As he said in an interview in early 2012; ‘I’d gone from a 16 year old who couldn’t wait to grasp life to a 22 year old who didn’t care if he died in his sleep’. They’re days Butler has left behind him, cleaning up and moving to London where he started getting roles. These days he’s teetotal, saying he hasn’t touched a drop in 15 years.
“There is a large part of that society that loves to drink,” he now says of his fellow Brits. “It’s been an expression of theirs for thousands of years. You go back to Celtic times and they love to drink. However when you stop drinking, you also realise there’s a fairly massive part of society that don’t drink or just like a little tipple. So when you’re in the midst of it it’s hard to see where you draw the line between social drinking and problem drinking because most people are really drinking a lot.”
Like many in the public eye, Butler probably thought past behaviour was ancient history, but as it so often does, his past came back to haunt him soon after his alcoholism revelations when it was revealed he checked into the famed Betty Ford Center to help him with an addiction to painkillers. According to celebrity gossip website TMZ.com, the actor started suffering back pain filming 300, and a surfing injury in December 2011 while shooting Chasing Mavericks didn’t help.

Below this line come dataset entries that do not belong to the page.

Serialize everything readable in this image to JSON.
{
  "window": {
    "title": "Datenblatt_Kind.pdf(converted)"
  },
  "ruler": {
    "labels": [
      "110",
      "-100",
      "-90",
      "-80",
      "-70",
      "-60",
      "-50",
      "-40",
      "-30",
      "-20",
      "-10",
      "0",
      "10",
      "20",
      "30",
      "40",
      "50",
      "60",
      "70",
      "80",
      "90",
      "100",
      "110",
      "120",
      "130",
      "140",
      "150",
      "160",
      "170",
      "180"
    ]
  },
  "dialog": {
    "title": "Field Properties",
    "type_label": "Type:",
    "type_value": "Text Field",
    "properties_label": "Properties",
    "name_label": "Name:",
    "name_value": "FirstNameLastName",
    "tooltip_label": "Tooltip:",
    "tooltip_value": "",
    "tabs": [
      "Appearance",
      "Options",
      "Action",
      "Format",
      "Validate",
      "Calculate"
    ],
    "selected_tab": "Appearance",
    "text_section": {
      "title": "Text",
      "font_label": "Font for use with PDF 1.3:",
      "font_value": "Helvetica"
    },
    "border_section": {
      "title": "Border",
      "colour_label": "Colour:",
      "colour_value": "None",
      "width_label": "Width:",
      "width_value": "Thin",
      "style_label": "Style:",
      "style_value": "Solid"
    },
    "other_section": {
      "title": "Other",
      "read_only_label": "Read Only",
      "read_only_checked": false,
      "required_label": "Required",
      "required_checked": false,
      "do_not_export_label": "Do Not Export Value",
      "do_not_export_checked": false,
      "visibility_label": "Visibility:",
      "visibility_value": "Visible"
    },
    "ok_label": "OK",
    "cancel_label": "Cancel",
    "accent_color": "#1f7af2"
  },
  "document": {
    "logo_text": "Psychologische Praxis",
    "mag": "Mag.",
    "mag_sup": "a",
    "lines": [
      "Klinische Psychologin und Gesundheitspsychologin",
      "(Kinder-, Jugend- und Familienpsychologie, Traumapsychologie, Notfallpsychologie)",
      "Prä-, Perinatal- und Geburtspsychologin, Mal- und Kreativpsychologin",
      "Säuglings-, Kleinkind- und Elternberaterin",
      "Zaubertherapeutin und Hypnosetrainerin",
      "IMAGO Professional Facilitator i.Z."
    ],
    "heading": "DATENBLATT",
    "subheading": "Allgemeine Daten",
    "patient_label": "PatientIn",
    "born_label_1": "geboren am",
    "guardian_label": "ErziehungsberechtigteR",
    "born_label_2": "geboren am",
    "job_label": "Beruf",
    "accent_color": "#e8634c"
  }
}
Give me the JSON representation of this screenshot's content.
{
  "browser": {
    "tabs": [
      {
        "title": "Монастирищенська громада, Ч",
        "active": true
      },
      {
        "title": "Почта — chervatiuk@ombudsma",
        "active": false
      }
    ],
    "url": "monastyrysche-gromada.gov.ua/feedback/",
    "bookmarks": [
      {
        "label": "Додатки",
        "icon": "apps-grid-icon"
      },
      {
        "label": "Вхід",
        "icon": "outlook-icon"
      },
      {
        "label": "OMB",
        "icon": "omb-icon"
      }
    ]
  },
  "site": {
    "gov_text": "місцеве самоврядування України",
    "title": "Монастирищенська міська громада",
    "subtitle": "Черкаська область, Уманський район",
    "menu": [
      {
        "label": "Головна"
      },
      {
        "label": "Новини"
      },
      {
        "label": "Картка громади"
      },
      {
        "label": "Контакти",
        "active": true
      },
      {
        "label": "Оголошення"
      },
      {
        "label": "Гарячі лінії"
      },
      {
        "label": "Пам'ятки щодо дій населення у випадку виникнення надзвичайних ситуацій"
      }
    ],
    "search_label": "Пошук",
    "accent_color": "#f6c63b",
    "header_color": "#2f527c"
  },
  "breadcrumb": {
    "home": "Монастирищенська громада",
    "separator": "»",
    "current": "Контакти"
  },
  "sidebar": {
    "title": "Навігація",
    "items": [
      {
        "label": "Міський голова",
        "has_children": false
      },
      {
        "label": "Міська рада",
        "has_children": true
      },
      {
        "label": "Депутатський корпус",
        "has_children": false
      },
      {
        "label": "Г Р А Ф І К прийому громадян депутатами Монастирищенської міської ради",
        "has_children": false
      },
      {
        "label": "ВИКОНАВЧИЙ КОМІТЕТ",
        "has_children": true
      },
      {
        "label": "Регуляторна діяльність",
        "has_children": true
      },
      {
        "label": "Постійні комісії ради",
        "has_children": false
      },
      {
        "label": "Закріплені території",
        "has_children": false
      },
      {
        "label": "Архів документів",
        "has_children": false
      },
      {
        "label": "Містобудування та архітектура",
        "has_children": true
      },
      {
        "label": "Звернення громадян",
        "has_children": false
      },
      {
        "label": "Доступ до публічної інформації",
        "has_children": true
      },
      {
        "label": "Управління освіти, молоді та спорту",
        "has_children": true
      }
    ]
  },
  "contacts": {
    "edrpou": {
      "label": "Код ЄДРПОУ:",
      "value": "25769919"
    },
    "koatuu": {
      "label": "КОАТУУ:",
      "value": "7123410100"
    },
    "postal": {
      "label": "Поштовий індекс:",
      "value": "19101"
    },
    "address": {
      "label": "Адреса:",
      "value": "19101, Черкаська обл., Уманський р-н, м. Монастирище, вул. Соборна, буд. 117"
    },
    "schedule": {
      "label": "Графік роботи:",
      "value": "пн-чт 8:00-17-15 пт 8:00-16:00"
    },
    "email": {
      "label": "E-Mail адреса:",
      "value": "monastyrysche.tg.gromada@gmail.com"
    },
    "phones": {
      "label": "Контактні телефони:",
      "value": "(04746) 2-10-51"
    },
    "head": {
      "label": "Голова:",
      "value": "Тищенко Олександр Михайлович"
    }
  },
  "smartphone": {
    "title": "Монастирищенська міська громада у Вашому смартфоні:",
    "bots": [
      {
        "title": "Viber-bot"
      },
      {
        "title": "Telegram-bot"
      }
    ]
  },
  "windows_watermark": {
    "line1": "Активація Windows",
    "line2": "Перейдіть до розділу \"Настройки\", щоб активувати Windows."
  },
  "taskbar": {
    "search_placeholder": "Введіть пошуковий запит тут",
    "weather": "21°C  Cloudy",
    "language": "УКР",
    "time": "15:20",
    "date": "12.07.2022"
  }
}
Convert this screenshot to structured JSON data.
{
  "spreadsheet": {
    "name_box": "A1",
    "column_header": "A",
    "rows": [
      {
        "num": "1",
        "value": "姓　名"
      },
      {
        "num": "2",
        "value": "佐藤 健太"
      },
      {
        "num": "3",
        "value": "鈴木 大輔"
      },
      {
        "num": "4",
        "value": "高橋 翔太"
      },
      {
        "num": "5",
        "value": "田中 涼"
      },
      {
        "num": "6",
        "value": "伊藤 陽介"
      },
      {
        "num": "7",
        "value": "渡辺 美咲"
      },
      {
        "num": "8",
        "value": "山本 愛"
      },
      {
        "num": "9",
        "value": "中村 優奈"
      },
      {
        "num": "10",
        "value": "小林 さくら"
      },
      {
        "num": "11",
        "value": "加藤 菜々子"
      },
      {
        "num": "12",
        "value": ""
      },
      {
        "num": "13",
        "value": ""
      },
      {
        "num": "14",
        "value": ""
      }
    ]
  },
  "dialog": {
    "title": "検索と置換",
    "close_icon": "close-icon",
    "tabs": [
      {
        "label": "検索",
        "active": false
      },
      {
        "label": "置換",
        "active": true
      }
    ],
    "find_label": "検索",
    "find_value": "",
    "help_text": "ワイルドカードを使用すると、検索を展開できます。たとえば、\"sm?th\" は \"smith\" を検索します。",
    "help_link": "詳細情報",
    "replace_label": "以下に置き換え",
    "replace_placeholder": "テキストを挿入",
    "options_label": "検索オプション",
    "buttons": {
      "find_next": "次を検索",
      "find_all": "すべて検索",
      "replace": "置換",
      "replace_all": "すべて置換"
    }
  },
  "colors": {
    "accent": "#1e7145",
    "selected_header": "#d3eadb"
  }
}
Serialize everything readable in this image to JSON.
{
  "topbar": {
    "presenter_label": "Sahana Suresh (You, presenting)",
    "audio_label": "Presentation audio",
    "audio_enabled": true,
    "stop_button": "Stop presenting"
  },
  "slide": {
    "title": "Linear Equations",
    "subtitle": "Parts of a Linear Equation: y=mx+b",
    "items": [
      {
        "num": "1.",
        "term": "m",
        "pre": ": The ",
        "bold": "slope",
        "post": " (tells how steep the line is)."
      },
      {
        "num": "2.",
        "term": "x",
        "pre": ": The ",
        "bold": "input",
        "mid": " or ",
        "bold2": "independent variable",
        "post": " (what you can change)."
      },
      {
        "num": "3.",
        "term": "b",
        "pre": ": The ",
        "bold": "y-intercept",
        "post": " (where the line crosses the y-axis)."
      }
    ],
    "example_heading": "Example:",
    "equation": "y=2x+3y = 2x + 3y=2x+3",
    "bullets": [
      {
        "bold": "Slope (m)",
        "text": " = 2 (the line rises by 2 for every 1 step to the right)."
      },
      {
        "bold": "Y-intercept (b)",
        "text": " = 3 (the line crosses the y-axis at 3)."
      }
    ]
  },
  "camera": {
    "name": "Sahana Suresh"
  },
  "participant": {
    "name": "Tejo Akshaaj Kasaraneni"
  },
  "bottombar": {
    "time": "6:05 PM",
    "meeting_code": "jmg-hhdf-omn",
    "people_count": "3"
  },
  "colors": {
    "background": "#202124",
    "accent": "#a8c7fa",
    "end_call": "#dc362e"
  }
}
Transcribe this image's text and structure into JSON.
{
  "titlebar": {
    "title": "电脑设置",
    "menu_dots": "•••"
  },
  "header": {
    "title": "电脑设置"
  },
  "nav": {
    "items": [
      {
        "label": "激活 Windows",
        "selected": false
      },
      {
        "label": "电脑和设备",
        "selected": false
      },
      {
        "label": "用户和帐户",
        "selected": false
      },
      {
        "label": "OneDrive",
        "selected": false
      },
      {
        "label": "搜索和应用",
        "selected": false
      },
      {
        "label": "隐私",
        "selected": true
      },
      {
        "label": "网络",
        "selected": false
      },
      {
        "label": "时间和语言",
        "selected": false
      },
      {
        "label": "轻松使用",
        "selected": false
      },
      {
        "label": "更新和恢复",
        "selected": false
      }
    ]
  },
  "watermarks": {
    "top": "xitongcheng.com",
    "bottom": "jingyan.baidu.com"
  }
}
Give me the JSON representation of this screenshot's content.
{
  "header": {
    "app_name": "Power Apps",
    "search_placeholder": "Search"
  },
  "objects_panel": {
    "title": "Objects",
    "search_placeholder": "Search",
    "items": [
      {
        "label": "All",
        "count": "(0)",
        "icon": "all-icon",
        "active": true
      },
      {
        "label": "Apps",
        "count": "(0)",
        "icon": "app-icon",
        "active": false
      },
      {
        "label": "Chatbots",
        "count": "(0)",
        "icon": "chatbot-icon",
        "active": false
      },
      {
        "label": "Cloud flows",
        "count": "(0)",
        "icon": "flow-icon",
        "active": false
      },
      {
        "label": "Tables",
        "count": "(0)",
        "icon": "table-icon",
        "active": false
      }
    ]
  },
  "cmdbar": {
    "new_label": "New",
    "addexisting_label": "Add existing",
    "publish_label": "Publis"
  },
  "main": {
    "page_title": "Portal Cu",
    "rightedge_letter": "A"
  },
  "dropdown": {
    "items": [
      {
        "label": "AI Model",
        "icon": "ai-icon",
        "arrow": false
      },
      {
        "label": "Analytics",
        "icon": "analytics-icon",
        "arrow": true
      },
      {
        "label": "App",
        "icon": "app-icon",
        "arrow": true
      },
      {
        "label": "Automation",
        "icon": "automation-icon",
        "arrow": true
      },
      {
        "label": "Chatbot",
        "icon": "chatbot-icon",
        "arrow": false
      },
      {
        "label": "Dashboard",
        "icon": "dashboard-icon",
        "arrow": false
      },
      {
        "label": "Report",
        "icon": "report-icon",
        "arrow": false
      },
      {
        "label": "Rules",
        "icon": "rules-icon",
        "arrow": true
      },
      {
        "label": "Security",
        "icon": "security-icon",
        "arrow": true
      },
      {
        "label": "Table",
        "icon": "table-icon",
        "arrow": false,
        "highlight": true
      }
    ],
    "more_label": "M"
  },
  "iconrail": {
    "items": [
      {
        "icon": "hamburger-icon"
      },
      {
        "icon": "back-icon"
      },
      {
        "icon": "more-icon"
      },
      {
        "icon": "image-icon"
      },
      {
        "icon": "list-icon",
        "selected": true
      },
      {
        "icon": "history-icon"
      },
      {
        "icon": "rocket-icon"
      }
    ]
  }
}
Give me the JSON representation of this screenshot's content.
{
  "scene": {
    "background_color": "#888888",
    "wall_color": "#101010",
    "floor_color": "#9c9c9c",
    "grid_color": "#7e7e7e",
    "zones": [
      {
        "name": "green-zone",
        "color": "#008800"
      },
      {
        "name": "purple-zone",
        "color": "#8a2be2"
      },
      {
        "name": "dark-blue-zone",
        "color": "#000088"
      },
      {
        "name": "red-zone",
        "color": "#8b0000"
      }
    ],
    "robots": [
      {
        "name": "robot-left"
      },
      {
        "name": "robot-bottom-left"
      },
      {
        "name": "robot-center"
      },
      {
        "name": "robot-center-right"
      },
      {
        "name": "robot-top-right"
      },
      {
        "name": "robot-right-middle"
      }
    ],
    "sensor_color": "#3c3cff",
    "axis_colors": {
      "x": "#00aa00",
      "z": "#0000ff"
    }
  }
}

After a three-week stint at Betty Ford, Butler found a far more difficult challenge awaited him in the ensuing media storm. “Most of the press are lovely,” he says now, “but as they say ‘if it bleeds it leads’, and if it ain’t real they’ll just make it up. It nurtures negativity and poison, this joy in other’s failure. It’s definitely not the nicest part of the business.”
Earlier in our discussion, Butler says he has an addictive personality. He didn’t say whether he was talking about boozing or his legendary womaniser status, and he won’t be drawn on it when Loaded brings it up again, merely adding that it has its upsides.
“I think that’s why I’m here. I’ve been addictive and obsessive about a lot of stuff including my career and I feel that when you set a focus on something, positive or negative, if you put a lot of energy in that direction there’s a very good chance you’re going to get there, for better or for worse.”
Which comes to the part of the interview we’re sure he’s dreading as much as we are. But talking to Gerard Butler and not asking about the string of beauties (and rumours) we associate with him is like talking to Janet Leigh and not asking about the Psycho shower scene.
We start by very gently asking about his status right now. “Yeah there is a lady in my life right now, very beautiful, very lovely,” he says, not quite confirming whether it’s Romanian model Madalina Ghenea, as the reports have said.
But he’s even less forthcoming on the subject of a rumoured affair with co-star Jessica Biel while filming Playing For Keeps in Shreveport, Louisiana. It’s a popular story, with ‘a source close to’ the star saying he considers Biel the one that got away, regretting the way he treated her by running scared when she wanted something more serious.
Because Playing For Keeps is about a man hoping to rekindle a relationship with Jessica Biel (albeit dressing down as a suburban mother), we feel safe asking if it’s life imitating art, the other way around, or rubbish altogether.
“It’s complete rubbish, and it’s kind of annoying,” Butler says with a slightly exasperated tone and a roll of his eyes. “I don’t know where these things come from. The other day someone said ‘so, you have an album coming out you’ve been talking to Johnny Depp and you’re in a band’. I’m not in a band, I’m not making an album and I’ve never actually met Johnny Depp. I don’t know where these things come from and it’s just silliness. Why would somebody do that at this particular time when she just got married? It’s really kind of cruel.”
But as Butler has portrayed so often on screen and is only now finding out in real life, it’s a cruel world…